Using the records that follow, count the lines containing the word "this" and give that number only.

[Page and application data records]
┄┄┄┄┄┄

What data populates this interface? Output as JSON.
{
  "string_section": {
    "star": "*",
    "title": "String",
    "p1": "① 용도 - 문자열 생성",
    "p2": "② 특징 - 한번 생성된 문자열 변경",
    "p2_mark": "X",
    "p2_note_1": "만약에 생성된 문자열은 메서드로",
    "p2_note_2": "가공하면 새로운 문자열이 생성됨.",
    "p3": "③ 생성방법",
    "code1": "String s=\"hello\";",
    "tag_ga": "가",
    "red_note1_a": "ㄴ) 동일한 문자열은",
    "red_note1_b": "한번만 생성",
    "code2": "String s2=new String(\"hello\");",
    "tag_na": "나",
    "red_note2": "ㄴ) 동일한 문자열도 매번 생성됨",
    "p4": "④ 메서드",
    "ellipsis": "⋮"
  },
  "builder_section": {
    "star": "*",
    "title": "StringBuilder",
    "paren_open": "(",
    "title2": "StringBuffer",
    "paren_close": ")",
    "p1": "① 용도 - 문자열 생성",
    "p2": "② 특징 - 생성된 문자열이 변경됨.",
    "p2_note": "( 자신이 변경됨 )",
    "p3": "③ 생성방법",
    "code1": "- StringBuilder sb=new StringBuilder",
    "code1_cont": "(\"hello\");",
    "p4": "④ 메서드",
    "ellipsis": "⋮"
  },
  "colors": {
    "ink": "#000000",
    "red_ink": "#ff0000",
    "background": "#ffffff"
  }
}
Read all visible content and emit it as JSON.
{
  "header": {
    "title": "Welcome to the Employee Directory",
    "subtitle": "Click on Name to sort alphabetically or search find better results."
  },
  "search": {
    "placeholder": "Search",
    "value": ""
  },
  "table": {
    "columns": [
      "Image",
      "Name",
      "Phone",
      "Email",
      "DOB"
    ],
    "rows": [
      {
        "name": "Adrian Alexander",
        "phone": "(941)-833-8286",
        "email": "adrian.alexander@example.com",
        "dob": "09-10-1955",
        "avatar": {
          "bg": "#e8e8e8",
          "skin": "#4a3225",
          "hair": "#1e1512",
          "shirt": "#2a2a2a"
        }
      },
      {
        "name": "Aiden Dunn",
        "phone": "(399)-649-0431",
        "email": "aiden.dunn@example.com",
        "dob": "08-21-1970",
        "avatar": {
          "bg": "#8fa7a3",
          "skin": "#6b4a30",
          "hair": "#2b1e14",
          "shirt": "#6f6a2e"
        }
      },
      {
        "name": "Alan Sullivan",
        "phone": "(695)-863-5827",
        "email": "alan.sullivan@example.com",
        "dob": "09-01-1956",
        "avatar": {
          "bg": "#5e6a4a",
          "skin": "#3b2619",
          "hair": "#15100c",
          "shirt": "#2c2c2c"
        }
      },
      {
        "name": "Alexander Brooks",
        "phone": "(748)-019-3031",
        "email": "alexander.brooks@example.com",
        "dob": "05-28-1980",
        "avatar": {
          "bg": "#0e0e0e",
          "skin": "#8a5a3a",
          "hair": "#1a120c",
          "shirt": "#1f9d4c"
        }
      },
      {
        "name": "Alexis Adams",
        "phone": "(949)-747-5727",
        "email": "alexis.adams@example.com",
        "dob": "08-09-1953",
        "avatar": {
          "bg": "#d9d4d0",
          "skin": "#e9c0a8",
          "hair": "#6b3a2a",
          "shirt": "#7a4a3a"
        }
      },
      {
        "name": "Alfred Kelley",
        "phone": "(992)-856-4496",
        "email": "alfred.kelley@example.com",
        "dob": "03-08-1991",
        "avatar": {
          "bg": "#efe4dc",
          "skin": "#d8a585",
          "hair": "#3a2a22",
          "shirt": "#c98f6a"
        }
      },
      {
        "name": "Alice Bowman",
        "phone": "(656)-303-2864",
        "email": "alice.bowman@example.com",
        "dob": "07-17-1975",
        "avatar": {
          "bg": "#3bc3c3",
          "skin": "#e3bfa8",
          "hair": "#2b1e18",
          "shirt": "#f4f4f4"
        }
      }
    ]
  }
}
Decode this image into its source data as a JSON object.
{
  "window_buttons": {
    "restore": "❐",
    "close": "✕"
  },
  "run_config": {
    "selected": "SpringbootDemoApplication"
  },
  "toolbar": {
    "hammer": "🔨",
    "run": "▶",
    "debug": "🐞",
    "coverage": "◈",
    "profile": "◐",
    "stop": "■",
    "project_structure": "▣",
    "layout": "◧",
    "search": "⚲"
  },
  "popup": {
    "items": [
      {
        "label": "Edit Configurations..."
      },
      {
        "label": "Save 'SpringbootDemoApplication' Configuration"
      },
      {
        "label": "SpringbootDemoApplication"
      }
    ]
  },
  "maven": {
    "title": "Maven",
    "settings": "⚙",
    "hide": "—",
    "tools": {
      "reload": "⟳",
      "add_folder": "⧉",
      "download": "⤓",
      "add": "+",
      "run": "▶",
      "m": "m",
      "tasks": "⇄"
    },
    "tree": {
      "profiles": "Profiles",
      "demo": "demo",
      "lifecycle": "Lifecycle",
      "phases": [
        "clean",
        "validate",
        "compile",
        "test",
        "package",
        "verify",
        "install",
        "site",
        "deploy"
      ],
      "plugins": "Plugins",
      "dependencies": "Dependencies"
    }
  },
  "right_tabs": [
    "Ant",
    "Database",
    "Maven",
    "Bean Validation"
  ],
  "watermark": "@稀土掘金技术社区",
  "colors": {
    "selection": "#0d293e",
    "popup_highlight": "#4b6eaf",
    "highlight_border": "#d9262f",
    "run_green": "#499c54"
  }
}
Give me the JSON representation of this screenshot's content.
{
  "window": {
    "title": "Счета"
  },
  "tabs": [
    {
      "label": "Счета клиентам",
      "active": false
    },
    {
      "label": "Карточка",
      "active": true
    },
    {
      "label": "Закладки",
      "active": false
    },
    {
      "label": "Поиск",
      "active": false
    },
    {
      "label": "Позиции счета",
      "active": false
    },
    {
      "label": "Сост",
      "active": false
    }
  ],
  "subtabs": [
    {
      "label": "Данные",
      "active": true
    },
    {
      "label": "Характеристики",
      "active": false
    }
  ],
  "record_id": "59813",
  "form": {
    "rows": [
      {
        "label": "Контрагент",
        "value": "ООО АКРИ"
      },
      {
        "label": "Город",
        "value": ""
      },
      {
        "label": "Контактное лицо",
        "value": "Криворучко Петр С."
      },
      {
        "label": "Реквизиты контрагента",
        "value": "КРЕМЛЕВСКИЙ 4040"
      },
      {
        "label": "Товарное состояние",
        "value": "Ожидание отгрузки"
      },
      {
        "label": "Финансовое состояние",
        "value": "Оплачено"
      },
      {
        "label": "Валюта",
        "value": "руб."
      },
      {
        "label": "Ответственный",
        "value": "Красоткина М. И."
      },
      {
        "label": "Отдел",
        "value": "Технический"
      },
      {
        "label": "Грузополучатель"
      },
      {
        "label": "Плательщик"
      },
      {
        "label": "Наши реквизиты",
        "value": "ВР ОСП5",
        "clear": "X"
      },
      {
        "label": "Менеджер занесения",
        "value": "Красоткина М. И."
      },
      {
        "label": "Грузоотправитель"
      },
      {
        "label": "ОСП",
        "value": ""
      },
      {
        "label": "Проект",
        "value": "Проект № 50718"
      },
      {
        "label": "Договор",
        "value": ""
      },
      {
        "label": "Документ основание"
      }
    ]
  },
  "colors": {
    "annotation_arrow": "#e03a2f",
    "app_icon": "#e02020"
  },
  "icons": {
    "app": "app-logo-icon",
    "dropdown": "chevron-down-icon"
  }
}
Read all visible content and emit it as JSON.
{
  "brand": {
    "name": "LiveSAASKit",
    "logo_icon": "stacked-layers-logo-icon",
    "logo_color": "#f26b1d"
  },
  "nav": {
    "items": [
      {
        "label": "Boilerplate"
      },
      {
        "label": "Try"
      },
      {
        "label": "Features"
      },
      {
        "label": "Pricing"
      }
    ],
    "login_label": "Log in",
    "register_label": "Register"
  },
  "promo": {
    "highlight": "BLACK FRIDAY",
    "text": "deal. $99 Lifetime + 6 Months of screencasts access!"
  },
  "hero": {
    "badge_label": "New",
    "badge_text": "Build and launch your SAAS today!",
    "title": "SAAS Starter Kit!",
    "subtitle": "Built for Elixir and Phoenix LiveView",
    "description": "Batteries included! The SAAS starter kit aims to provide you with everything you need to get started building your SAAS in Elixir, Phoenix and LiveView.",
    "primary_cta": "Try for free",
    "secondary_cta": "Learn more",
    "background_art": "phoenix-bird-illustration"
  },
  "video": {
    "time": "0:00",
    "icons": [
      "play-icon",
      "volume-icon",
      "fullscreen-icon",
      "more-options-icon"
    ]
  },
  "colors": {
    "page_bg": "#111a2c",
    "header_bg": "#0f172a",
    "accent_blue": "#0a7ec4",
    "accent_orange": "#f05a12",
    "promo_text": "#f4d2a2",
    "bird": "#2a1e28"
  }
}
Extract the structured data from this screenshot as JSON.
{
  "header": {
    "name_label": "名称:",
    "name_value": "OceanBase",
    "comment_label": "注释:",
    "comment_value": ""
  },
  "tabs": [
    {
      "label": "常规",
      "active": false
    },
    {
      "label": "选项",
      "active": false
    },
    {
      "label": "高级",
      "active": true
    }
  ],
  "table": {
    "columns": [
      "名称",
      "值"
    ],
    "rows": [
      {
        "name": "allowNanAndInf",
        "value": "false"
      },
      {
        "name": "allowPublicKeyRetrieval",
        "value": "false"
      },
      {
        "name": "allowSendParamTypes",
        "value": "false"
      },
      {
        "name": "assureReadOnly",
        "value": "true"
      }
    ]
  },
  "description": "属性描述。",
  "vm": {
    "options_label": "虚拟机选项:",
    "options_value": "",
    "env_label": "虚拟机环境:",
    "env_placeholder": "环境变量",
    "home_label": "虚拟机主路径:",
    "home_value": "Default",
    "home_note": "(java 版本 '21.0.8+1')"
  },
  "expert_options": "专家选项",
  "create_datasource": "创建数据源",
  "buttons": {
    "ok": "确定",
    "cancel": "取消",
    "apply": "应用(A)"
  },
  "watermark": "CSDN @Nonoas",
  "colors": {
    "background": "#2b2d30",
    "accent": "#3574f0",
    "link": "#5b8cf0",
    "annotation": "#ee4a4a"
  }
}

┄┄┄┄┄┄

Response to the exercise - 4